There are many uses for issue aggregate views, including:
Monorail has flexible list views so that users can accomplish a wide range of common tasks without needing external reporting tools. But, for more challenging understanding tasks, we also offer limited integration with some reporting tools to Googlers.
You can also jump directly to any issue by searching for the issue’s ID number.
owner:meto see issues assigned to you. You might also try
reporter:me. If you are working on a specific component, try
component:followed by the component’s path.
If you are a project member, the project owner may have already configured a default query that will show your issues or a list of high-priority issues that all team members should focus on.
Issue search results pages can be bookmarked, so it is common for teams to define a query that team members should use to triage incoming issues, and then share that as a link or make a short-link for it.
You can refine a query by editing the query terms in the search box at the top of the page.

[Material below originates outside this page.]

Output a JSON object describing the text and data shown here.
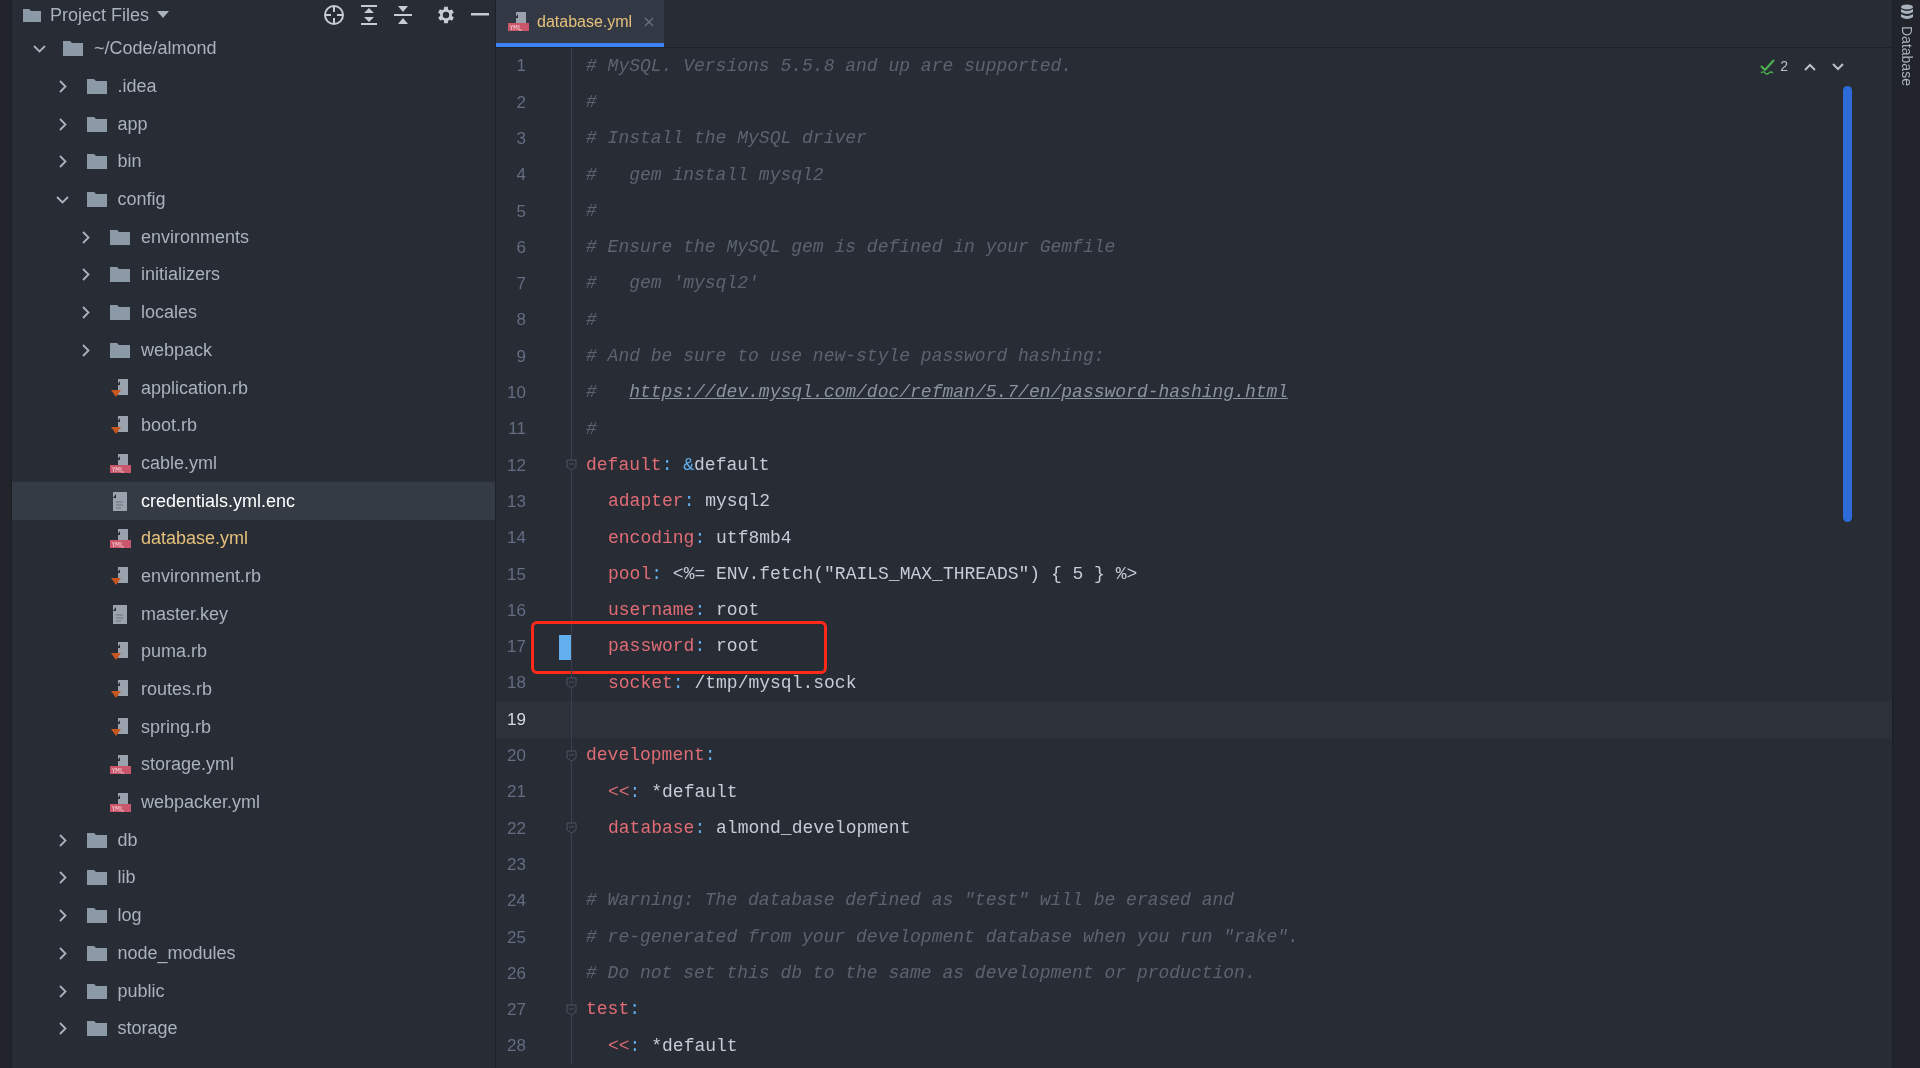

You can add more search terms to the end of the query or adjust existing terms. The autocomplete menu will appear if you position the text cursor in the existing query term. One common way to adjust search terms is to add more values to an existing term by using commas, e.g.,
A quick way to narrow down a displayed list of issues is to filter on one of the shown columns. Click on the column heading, open the
Show only submenu, and select a value that you would like to see. A search term that matches only that value will be added to the query and the list will be updated.
Labels defined by the project owners will sort according to the order in which they are listed on the label admin page, e.g., Priority-High, Priority-Medium, Priority-Low. Teams are also free to use labels that make sense to them without waiting for the project owner to define them, and those labels will sort alphabetically.
To sort on multiple columns, A, B, and C: First sort on column, C, then B, and then A. Whenever two issues have the same value for A, the tie will be broken using column B, and C if needed.
For multi-valued fields, issues sort based on the best value for that field. E.g., if an issue has CC’s for
email@example.com, it will sort with the A’s when sorting up and with the H’s when sorting down.
Project owners can specify a default sort order for issues. This default order is used when the user does not specify a sort order and when there are ties.
...menu located after the last column heading in the issue list.
Alternatively, you can hide an existing column by clicking on the column heading and choosing
You can copy and paste from an HTML table to a Google Spreadsheet:
For longer sets of results, project members can export CSV files:
CSVlink at the bottom of the issue list. A file will download.
The exported CSV will only contain data on that page. If the list is longer than one page either shorten the search result or go to the next page and click the
CSV link again.
The issue list can group rows and show a group heading. For example, issues could be grouped by priority. To group rows:
Each section header shows the count of issues in that section, and sections expanded or collapsed as you work through the list.
Bulk editfrom the controls above the issue list.
Monorail’s issue grid is similar to a scatter chart in that it can give a high-level view of the distribution of issues across rows and columns that you select.
Gridin the upper-left above the issue list table.
You can also set the level of detail to show in grid cells: issue tiles, issue IDs, or counts. Tiles give the most details about issues, but only a limited number of tiles can fit most screens. If issue IDs are shown, hovering the mouse over an ID shows the issue summary. Counts can be the best option for a large set of issues, and clicking on a count link navigates you to a list of specific issues.
Note: Because some issue fields can be multi-valued, it is possible for a given issue to appear in multiple places on the issue grid at the same time. The total count shown above the grid is the number of issues in the search results, even if some of them are displayed multiple times.
Monorail’s chart view is a simple way to see the number of issues that satisfy a query over a period of time, which gives you insights into issue trends. Monorail uses historical data to chart any query made up of query terms that we support in charts. Unlike many other reporting tools, you do not need to define a query ahead of time. To see a chart:
Chartin the upper-left above the issue table.
One of the most important issue trends is the trend toward zero as a team works to resolve a set of issues related to some upcoming milestone or launch. Monorail can add a prediction line to the chart, which is commonly called a burndown chart. Here’s how:
Chartin the upper-left above the issue table.